Townsend, Tennessee - Great Smoky Mountains National Park
Welcome to the Fishing Report from Townsend, Tennessee. Byron is off to a meeting with TDOT. There isn't much to report as far as fishing goes. As of 10am most all the road in Great Smoky Mountains National Park were closed due to snow and ice. The phone recording made it sound like you could get up to the Tremont Institute but we had a report that the gate was closed at the "Y" keeping traffic from turning that direction. Light flurries are still falling here in Townsend. There is enough snow on the ground to cover the grass. US 321 is clear but wet. There was some slush on the road in places but snow plows are out and as the day warms a bit that should clear. Side roads are covered in snow and will be very slick.
We are open this morning. Ethan's truck was in the parking lot this morning and there was tire tracks where his brother, Joe, picked him up to go fishing. They are hard core and will likely catch some fish today. If I had planned for months and travelled 1,000 miles to get here I would go fishing. Since I didn't and can go later in the week when it warms, I would crank up the heat, find a good book or a movie to watch and wait this one out.
People from the North scoff at Southerners for shutting everything down when it snows "a little". I feel qualified to comment on this having grown up in northern Illinois and having done some time in Minnesota. Winter and snow is different in the South. Take the temperature. 40 degrees in Minnesota is t-shirt weather while here it feels down right cold. It must have something to do with humidity. Atleast for me, when the air is dry it doesn't feel as cold. I have a bad habit of not dressing correctly for the cold now that I live here. In Minnesota it was standard practice to get up in the morning, put on an undershirt, long sleeve shirt and then something like a fleece or flannel shirt. Then before going out you add a vest or just put on the heavy insulated jacket. In the South it is freezing one day then 50 the next. It is hard for me to establish that habit of layering just to go to the store.

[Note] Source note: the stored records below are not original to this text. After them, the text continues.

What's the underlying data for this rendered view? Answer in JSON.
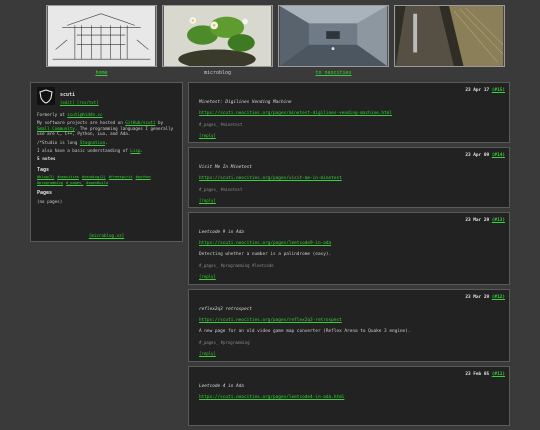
{
  "nav": {
    "tiles": [
      {
        "label": "home",
        "icon": "sketch-building-icon",
        "is_link": true
      },
      {
        "label": "microblog",
        "icon": "strawberry-plant-icon",
        "is_link": false
      },
      {
        "label": "to neocities",
        "icon": "game-room-icon",
        "is_link": true
      },
      {
        "label": "",
        "icon": "subway-escalator-icon",
        "is_link": false
      }
    ]
  },
  "profile": {
    "name": "scuti",
    "sub": "[edit] [rss/txt]",
    "formerly_label": "Formerly at",
    "formerly_link": "scuti@hiddn.cc",
    "paragraph1_pre": "My software projects are hosted on",
    "link1": "GitHub/scuti",
    "by": "by",
    "link2": "Small Community",
    "paragraph1_post": ". The programming languages I generally use are C, C++, Python, Lua, and Ada.",
    "paragraph2_pre": "/*Studio is long",
    "paragraph2_link": "Stagnation",
    "paragraph3_pre": "I also have a basic understanding of",
    "paragraph3_link": "Lisp",
    "notes_count": "5 notes",
    "tags_heading": "Tags",
    "tags": [
      "#blog(3)",
      "#neocities",
      "#vending(2)",
      "#freespirit",
      "#python",
      "#programming",
      "#_pages_",
      "#openBuild"
    ],
    "pages_heading": "Pages",
    "pages_empty": "(no pages)",
    "footer_link": "[microblog.vz]"
  },
  "posts": [
    {
      "date": "23 Apr 17",
      "id": "(#15)",
      "title": "Minetest: Digilines Vending Machine",
      "url": "https://scuti.neocities.org/pages/minetest-digilines-vending-machine.html",
      "desc": "",
      "meta": "#_pages_ #minetest",
      "reply": "[reply]"
    },
    {
      "date": "23 Apr 09",
      "id": "(#14)",
      "title": "Visit Me In Minetest",
      "url": "https://scuti.neocities.org/pages/visit-me-in-minetest",
      "desc": "",
      "meta": "#_pages_ #minetest",
      "reply": "[reply]"
    },
    {
      "date": "23 Mar 29",
      "id": "(#13)",
      "title": "Leetcode 9 in Ada",
      "url": "https://scuti.neocities.org/pages/leetcode9-in-ada",
      "desc": "Detecting whether a number is a palindrome (easy).",
      "meta": "#_pages_ #programming #leetcode",
      "reply": "[reply]"
    },
    {
      "date": "23 Mar 29",
      "id": "(#12)",
      "title": "reflex2q3 retrospect",
      "url": "https://scuti.neocities.org/pages/reflex2q3-retrospect",
      "desc": "A new page for an old video game map converter (Reflex Arena to Quake 3 engine).",
      "meta": "#_pages_ #programming",
      "reply": "[reply]"
    },
    {
      "date": "23 Feb 05",
      "id": "(#11)",
      "title": "Leetcode 4 in Ada",
      "url": "https://scuti.neocities.org/pages/leetcode4-in-ada.html",
      "desc": "",
      "meta": "",
      "reply": ""
    }
  ]
}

Driving in the snow is a whole different thing. Up North you have to adapt. If you can't drive in the snow you would never get out of the house in the Winter. Alot of it is just experience and confidence. Keep the front of the car in front of the rear and just go for it. Since living in Tennessee some of my Winter driving confidence has waned. I take it much slower now than I used to. Winter driving in the South can be hazardous. We get more ice than snow. The snow we get melts then refreezes making ice. I don't care how much money you spent on a 4 wheel drive or how fancy your tires are.....nothing lets you drive 50mph when the road is a sheet of ice. The terrain makes driving around here more treacherous on its own. In Minnesota or Illinois if you skid in the car and go off the road you end up in a ditch that you can get pulled out of. If you skid the car in the mountains or even the foothills you could end up flipped over and down a steep bank with nothing to alert the world of your situation other than quickly fading skid marks.
Ok well that is my snowy day rant. Drive slow and steady. Going 10mph will get you to your destination much faster than being sideways on the side of the road waiting for AAA.
Before you head to the mountains call their Road and Weather information line 1-865-436-1200. When you hear the message start hit 2 and when it starts again hit 2 again.
Have a great day and thank you for being here with us. Stay warm and safe.
December 13 , 2010
Respond To: Byron@LittleRiverOutfitters.com
FLY TYING CLASSES
Our fly tying classes will be held in January and February. To sign up just call the shop at 877-448-3474. You can read more on our website in the Schools Section. The fly tying class schedule follows:
Saturday January 8 – Beginner Fly Tying
Saturday January 15 – Intermediate Fly Tying
Saturday January 22 – Advanced Fly Tying
Saturday February 5 – Beginner Fly Tying
Saturday February 19 – Intermediate Fly Tying
Saturday February 26 – Advanced Fly Tying
Respond to: firstname.lastname@example.org